### WHAT TO PRODUCE
Repeat each record word for word. Leave nothing out.

━━━━━ THE INPUT ━━━━━

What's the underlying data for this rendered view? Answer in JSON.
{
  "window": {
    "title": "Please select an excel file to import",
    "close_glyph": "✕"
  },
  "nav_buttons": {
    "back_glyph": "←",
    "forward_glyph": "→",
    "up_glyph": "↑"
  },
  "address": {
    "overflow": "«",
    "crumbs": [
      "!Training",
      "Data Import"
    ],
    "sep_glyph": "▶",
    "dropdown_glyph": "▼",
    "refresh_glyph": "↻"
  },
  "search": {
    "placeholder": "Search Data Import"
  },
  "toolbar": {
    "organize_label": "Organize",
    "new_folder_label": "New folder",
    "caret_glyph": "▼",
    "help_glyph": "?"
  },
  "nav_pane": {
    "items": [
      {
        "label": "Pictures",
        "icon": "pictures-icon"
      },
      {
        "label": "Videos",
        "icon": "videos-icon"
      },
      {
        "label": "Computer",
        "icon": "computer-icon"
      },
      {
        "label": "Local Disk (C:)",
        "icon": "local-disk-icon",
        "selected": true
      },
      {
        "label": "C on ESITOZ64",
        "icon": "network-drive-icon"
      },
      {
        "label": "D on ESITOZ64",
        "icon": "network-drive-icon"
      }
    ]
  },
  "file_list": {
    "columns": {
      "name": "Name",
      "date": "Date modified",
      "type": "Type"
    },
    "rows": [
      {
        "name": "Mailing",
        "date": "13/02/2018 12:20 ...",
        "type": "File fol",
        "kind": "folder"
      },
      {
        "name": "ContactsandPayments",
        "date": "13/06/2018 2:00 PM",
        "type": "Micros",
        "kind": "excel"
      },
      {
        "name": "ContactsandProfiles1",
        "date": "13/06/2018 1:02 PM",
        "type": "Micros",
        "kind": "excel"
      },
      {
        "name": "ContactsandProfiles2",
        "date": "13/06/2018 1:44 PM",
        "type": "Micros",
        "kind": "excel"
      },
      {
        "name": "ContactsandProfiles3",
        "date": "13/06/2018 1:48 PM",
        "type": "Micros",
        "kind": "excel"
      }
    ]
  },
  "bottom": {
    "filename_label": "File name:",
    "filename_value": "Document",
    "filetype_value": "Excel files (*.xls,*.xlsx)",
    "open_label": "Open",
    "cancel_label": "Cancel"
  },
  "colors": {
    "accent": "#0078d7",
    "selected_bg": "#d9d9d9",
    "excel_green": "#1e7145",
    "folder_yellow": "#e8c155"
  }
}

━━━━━

### TASK OUTPUT
What's the underlying data for this rendered view? Answer in JSON.
{
  "window": {
    "title": "Please select an excel file to import",
    "close_glyph": "✕"
  },
  "nav_buttons": {
    "back_glyph": "←",
    "forward_glyph": "→",
    "up_glyph": "↑"
  },
  "address": {
    "overflow": "«",
    "crumbs": [
      "!Training",
      "Data Import"
    ],
    "sep_glyph": "▶",
    "dropdown_glyph": "▼",
    "refresh_glyph": "↻"
  },
  "search": {
    "placeholder": "Search Data Import"
  },
  "toolbar": {
    "organize_label": "Organize",
    "new_folder_label": "New folder",
    "caret_glyph": "▼",
    "help_glyph": "?"
  },
  "nav_pane": {
    "items": [
      {
        "label": "Pictures",
        "icon": "pictures-icon"
      },
      {
        "label": "Videos",
        "icon": "videos-icon"
      },
      {
        "label": "Computer",
        "icon": "computer-icon"
      },
      {
        "label": "Local Disk (C:)",
        "icon": "local-disk-icon",
        "selected": true
      },
      {
        "label": "C on ESITOZ64",
        "icon": "network-drive-icon"
      },
      {
        "label": "D on ESITOZ64",
        "icon": "network-drive-icon"
      }
    ]
  },
  "file_list": {
    "columns": {
      "name": "Name",
      "date": "Date modified",
      "type": "Type"
    },
    "rows": [
      {
        "name": "Mailing",
        "date": "13/02/2018 12:20 ...",
        "type": "File fol",
        "kind": "folder"
      },
      {
        "name": "ContactsandPayments",
        "date": "13/06/2018 2:00 PM",
        "type": "Micros",
        "kind": "excel"
      },
      {
        "name": "ContactsandProfiles1",
        "date": "13/06/2018 1:02 PM",
        "type": "Micros",
        "kind": "excel"
      },
      {
        "name": "ContactsandProfiles2",
        "date": "13/06/2018 1:44 PM",
        "type": "Micros",
        "kind": "excel"
      },
      {
        "name": "ContactsandProfiles3",
        "date": "13/06/2018 1:48 PM",
        "type": "Micros",
        "kind": "excel"
      }
    ]
  },
  "bottom": {
    "filename_label": "File name:",
    "filename_value": "Document",
    "filetype_value": "Excel files (*.xls,*.xlsx)",
    "open_label": "Open",
    "cancel_label": "Cancel"
  },
  "colors": {
    "accent": "#0078d7",
    "selected_bg": "#d9d9d9",
    "excel_green": "#1e7145",
    "folder_yellow": "#e8c155"
  }
}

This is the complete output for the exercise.